Big boat jam! There are about 126 cargo ships waiting! "Queue-jumping fee" 30 million yuan

The impact of the ongoing drought on the Panama Canal and global trade is escalating. According to data from the Panama Canal Authority, as of the 13th local time, there were approximately 126 cargo ships waiting to pass near the entrance of the Panama Canal, and the longest queue time may reach 12 days.

The latest auction price for ships’ priority right of passage, also known as the “queue-jumping fee”, set a record of nearly 4 million US dollars, significantly raising the cost of transit cargo transportation.

In order to cope with the backlog of ships, the Panama Canal Authority organized a "queue-jumping" auction for ships that wanted to pass through the canal as soon as possible, allowing them to bid to obtain the qualification to pass through the canal in advance.

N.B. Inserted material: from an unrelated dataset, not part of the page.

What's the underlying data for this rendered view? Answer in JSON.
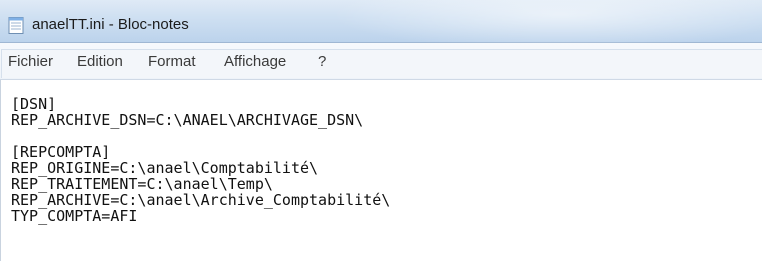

In the latest auction in November, in order to obtain priority passage through the Panama Canal, a Japanese energy company paid a "queue-jumping fee" of US$3.975 million (approximately RMB 29 million) for a liquefied petroleum gas carrier. Coupled with hundreds of thousands of dollars in regular transportation fees, the overall cost may have exceeded 30 million yuan.

After paying a huge cost, the ship will pass through the Panama Canal on the 15th.

Public information shows that approximately 26% of the Panama Canal’s annual transportation business involves bulk commodities such as liquefied petroleum gas and liquefied natural gas. The Panama Canal Authority said the highest bidders at auctions usually go to LPG or LNG carriers.

Shipbrokers are predicting record prices at upcoming auctions. Liquefied natural gas is an important energy commodity exported by the United States to all parts of the world, especially Asia.

Due to the high cost of passage and the elusive transit time, more and more U.S. LNG shippers have chosen to sail an extra two weeks and nearly 6,000 nautical miles to go around the Suez Canal or the Cape of Good Hope to Asia. This has also led to insufficient market capacity and freight rates. soared.